§ WHAT TO DO: Nothing in the records should change; write them all out again.

§ RECORDS FOR THE TASK:
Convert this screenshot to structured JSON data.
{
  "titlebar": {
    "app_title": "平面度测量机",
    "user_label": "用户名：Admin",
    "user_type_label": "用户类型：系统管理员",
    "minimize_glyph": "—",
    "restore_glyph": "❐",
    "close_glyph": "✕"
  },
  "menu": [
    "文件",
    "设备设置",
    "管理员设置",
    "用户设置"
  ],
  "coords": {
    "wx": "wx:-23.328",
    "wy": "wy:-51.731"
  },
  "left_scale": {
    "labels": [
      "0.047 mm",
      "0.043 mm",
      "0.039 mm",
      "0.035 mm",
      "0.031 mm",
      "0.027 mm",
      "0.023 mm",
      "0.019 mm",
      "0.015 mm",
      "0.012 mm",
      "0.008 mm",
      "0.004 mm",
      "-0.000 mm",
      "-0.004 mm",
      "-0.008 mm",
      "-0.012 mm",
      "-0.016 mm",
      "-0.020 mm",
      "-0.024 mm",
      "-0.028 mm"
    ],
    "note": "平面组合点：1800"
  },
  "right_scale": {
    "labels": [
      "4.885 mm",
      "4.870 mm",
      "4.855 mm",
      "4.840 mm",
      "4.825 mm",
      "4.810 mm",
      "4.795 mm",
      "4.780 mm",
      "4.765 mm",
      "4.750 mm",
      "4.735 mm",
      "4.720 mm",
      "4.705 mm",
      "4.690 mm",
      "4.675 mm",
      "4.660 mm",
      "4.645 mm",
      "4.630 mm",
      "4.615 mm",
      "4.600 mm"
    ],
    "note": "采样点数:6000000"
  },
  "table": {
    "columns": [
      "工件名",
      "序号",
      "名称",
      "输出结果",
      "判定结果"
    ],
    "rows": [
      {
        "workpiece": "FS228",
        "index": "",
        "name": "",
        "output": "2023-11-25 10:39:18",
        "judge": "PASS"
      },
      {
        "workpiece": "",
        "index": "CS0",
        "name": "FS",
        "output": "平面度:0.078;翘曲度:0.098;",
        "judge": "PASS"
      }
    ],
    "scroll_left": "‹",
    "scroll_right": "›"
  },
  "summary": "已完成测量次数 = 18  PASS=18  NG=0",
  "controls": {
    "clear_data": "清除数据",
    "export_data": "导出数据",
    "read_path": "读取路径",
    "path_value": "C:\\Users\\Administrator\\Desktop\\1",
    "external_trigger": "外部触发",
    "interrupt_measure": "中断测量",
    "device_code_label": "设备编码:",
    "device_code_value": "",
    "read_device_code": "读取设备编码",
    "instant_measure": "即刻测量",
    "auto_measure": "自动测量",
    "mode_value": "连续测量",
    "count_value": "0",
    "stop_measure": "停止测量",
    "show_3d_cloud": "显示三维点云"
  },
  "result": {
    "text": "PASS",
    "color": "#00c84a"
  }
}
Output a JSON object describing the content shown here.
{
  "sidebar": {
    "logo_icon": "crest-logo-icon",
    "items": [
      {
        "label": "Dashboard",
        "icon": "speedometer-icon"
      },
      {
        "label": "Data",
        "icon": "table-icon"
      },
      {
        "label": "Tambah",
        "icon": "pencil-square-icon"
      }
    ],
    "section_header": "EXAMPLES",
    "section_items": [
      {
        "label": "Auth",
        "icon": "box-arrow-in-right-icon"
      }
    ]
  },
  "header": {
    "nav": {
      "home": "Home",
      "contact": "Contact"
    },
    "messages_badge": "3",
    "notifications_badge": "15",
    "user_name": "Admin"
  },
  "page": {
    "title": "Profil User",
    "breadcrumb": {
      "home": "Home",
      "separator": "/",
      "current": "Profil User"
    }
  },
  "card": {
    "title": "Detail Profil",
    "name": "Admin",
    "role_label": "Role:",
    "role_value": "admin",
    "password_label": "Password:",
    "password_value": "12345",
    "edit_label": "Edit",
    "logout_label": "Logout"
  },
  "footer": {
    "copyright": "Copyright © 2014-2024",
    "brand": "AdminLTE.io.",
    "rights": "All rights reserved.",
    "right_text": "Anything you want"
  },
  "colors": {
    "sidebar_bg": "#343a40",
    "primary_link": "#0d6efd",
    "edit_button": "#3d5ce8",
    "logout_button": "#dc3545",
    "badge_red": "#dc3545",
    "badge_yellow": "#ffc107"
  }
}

§ RESPONSE BELOW:
Convert this screenshot to structured JSON data.
{
  "titlebar": {
    "app_title": "平面度测量机",
    "user_label": "用户名：Admin",
    "user_type_label": "用户类型：系统管理员",
    "minimize_glyph": "—",
    "restore_glyph": "❐",
    "close_glyph": "✕"
  },
  "menu": [
    "文件",
    "设备设置",
    "管理员设置",
    "用户设置"
  ],
  "coords": {
    "wx": "wx:-23.328",
    "wy": "wy:-51.731"
  },
  "left_scale": {
    "labels": [
      "0.047 mm",
      "0.043 mm",
      "0.039 mm",
      "0.035 mm",
      "0.031 mm",
      "0.027 mm",
      "0.023 mm",
      "0.019 mm",
      "0.015 mm",
      "0.012 mm",
      "0.008 mm",
      "0.004 mm",
      "-0.000 mm",
      "-0.004 mm",
      "-0.008 mm",
      "-0.012 mm",
      "-0.016 mm",
      "-0.020 mm",
      "-0.024 mm",
      "-0.028 mm"
    ],
    "note": "平面组合点：1800"
  },
  "right_scale": {
    "labels": [
      "4.885 mm",
      "4.870 mm",
      "4.855 mm",
      "4.840 mm",
      "4.825 mm",
      "4.810 mm",
      "4.795 mm",
      "4.780 mm",
      "4.765 mm",
      "4.750 mm",
      "4.735 mm",
      "4.720 mm",
      "4.705 mm",
      "4.690 mm",
      "4.675 mm",
      "4.660 mm",
      "4.645 mm",
      "4.630 mm",
      "4.615 mm",
      "4.600 mm"
    ],
    "note": "采样点数:6000000"
  },
  "table": {
    "columns": [
      "工件名",
      "序号",
      "名称",
      "输出结果",
      "判定结果"
    ],
    "rows": [
      {
        "workpiece": "FS228",
        "index": "",
        "name": "",
        "output": "2023-11-25 10:39:18",
        "judge": "PASS"
      },
      {
        "workpiece": "",
        "index": "CS0",
        "name": "FS",
        "output": "平面度:0.078;翘曲度:0.098;",
        "judge": "PASS"
      }
    ],
    "scroll_left": "‹",
    "scroll_right": "›"
  },
  "summary": "已完成测量次数 = 18  PASS=18  NG=0",
  "controls": {
    "clear_data": "清除数据",
    "export_data": "导出数据",
    "read_path": "读取路径",
    "path_value": "C:\\Users\\Administrator\\Desktop\\1",
    "external_trigger": "外部触发",
    "interrupt_measure": "中断测量",
    "device_code_label": "设备编码:",
    "device_code_value": "",
    "read_device_code": "读取设备编码",
    "instant_measure": "即刻测量",
    "auto_measure": "自动测量",
    "mode_value": "连续测量",
    "count_value": "0",
    "stop_measure": "停止测量",
    "show_3d_cloud": "显示三维点云"
  },
  "result": {
    "text": "PASS",
    "color": "#00c84a"
  }
}
Output a JSON object describing the content shown here.
{
  "sidebar": {
    "logo_icon": "crest-logo-icon",
    "items": [
      {
        "label": "Dashboard",
        "icon": "speedometer-icon"
      },
      {
        "label": "Data",
        "icon": "table-icon"
      },
      {
        "label": "Tambah",
        "icon": "pencil-square-icon"
      }
    ],
    "section_header": "EXAMPLES",
    "section_items": [
      {
        "label": "Auth",
        "icon": "box-arrow-in-right-icon"
      }
    ]
  },
  "header": {
    "nav": {
      "home": "Home",
      "contact": "Contact"
    },
    "messages_badge": "3",
    "notifications_badge": "15",
    "user_name": "Admin"
  },
  "page": {
    "title": "Profil User",
    "breadcrumb": {
      "home": "Home",
      "separator": "/",
      "current": "Profil User"
    }
  },
  "card": {
    "title": "Detail Profil",
    "name": "Admin",
    "role_label": "Role:",
    "role_value": "admin",
    "password_label": "Password:",
    "password_value": "12345",
    "edit_label": "Edit",
    "logout_label": "Logout"
  },
  "footer": {
    "copyright": "Copyright © 2014-2024",
    "brand": "AdminLTE.io.",
    "rights": "All rights reserved.",
    "right_text": "Anything you want"
  },
  "colors": {
    "sidebar_bg": "#343a40",
    "primary_link": "#0d6efd",
    "edit_button": "#3d5ce8",
    "logout_button": "#dc3545",
    "badge_red": "#dc3545",
    "badge_yellow": "#ffc107"
  }
}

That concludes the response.